## Information shown
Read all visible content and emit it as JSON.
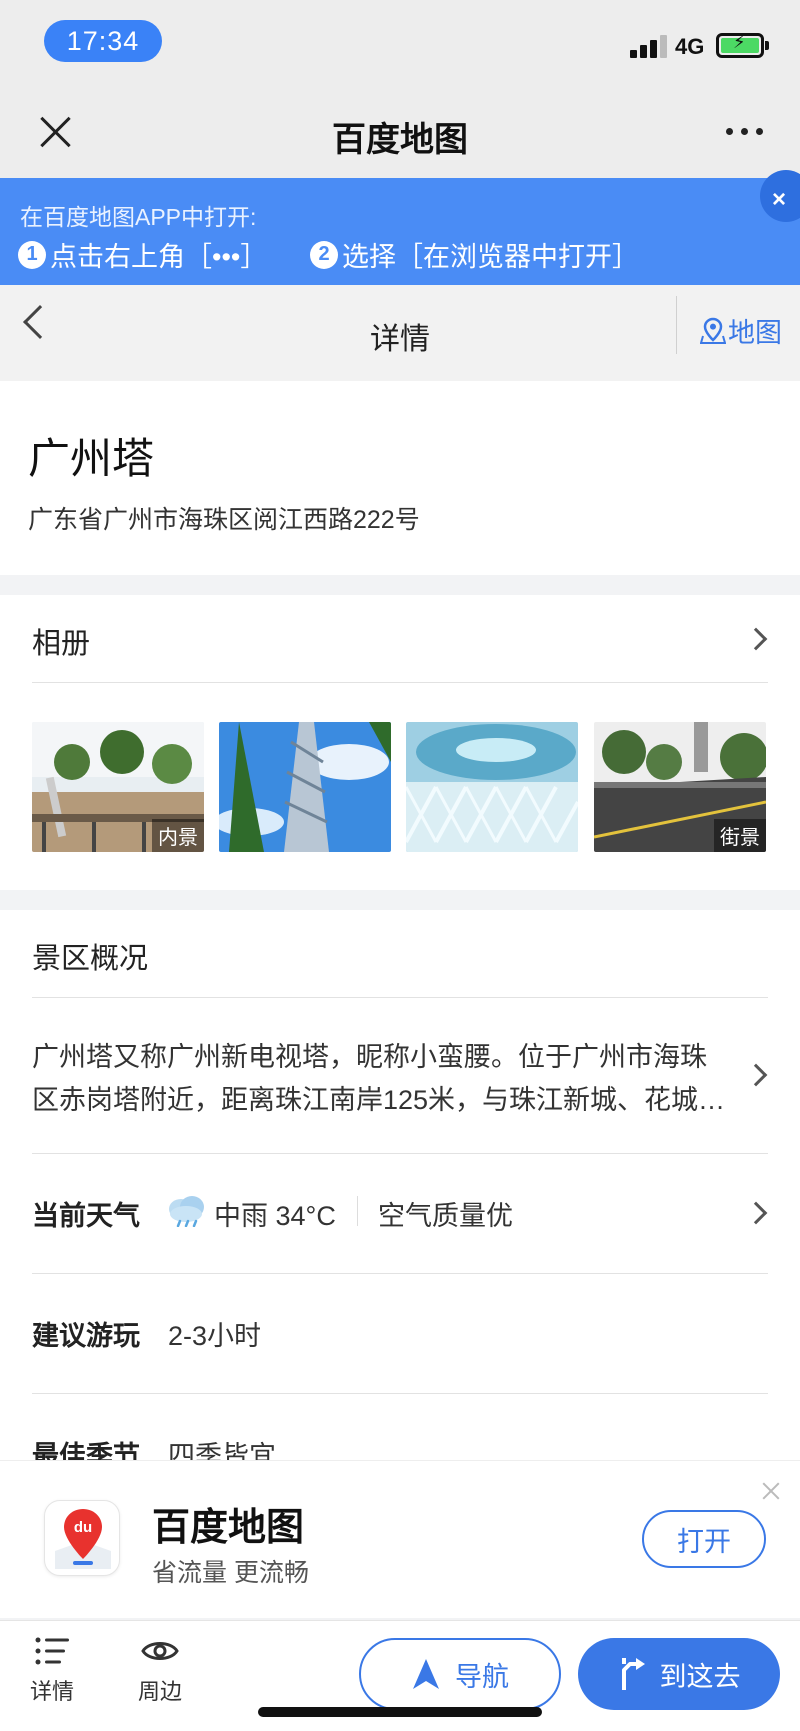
{
  "status_bar": {
    "time": "17:34",
    "network": "4G"
  },
  "nav": {
    "title": "百度地图"
  },
  "banner": {
    "line1": "在百度地图APP中打开:",
    "step1_num": "1",
    "step1_text": "点击右上角［•••］",
    "step2_num": "2",
    "step2_text": "选择［在浏览器中打开］",
    "close": "×"
  },
  "detail_header": {
    "title": "详情",
    "map_link": "地图"
  },
  "poi": {
    "name": "广州塔",
    "address": "广东省广州市海珠区阅江西路222号"
  },
  "album": {
    "title": "相册",
    "photos": [
      {
        "tag": "内景"
      },
      {
        "tag": ""
      },
      {
        "tag": ""
      },
      {
        "tag": "街景"
      }
    ]
  },
  "overview": {
    "title": "景区概况",
    "intro_line1": "广州塔又称广州新电视塔，昵称小蛮腰。位于广州市海珠",
    "intro_line2": "区赤岗塔附近，距离珠江南岸125米，与珠江新城、花城…",
    "weather_label": "当前天气",
    "weather_value": "中雨 34°C",
    "air_quality": "空气质量优",
    "suggest_label": "建议游玩",
    "suggest_value": "2-3小时",
    "season_label": "最佳季节",
    "season_value": "四季皆宜"
  },
  "promo": {
    "name": "百度地图",
    "subtitle": "省流量 更流畅",
    "open_label": "打开",
    "icon_text": "du"
  },
  "bottom_bar": {
    "tab_detail": "详情",
    "tab_nearby": "周边",
    "navigate": "导航",
    "go_here": "到这去"
  },
  "colors": {
    "accent": "#3a78e6",
    "banner": "#4a8cf5"
  }
}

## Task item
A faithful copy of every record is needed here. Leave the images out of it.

## Result for this task
Read all visible content and emit it as JSON.
{
  "status_bar": {
    "time": "17:34",
    "network": "4G"
  },
  "nav": {
    "title": "百度地图"
  },
  "banner": {
    "line1": "在百度地图APP中打开:",
    "step1_num": "1",
    "step1_text": "点击右上角［•••］",
    "step2_num": "2",
    "step2_text": "选择［在浏览器中打开］",
    "close": "×"
  },
  "detail_header": {
    "title": "详情",
    "map_link": "地图"
  },
  "poi": {
    "name": "广州塔",
    "address": "广东省广州市海珠区阅江西路222号"
  },
  "album": {
    "title": "相册",
    "photos": [
      {
        "tag": "内景"
      },
      {
        "tag": ""
      },
      {
        "tag": ""
      },
      {
        "tag": "街景"
      }
    ]
  },
  "overview": {
    "title": "景区概况",
    "intro_line1": "广州塔又称广州新电视塔，昵称小蛮腰。位于广州市海珠",
    "intro_line2": "区赤岗塔附近，距离珠江南岸125米，与珠江新城、花城…",
    "weather_label": "当前天气",
    "weather_value": "中雨 34°C",
    "air_quality": "空气质量优",
    "suggest_label": "建议游玩",
    "suggest_value": "2-3小时",
    "season_label": "最佳季节",
    "season_value": "四季皆宜"
  },
  "promo": {
    "name": "百度地图",
    "subtitle": "省流量 更流畅",
    "open_label": "打开",
    "icon_text": "du"
  },
  "bottom_bar": {
    "tab_detail": "详情",
    "tab_nearby": "周边",
    "navigate": "导航",
    "go_here": "到这去"
  },
  "colors": {
    "accent": "#3a78e6",
    "banner": "#4a8cf5"
  }
}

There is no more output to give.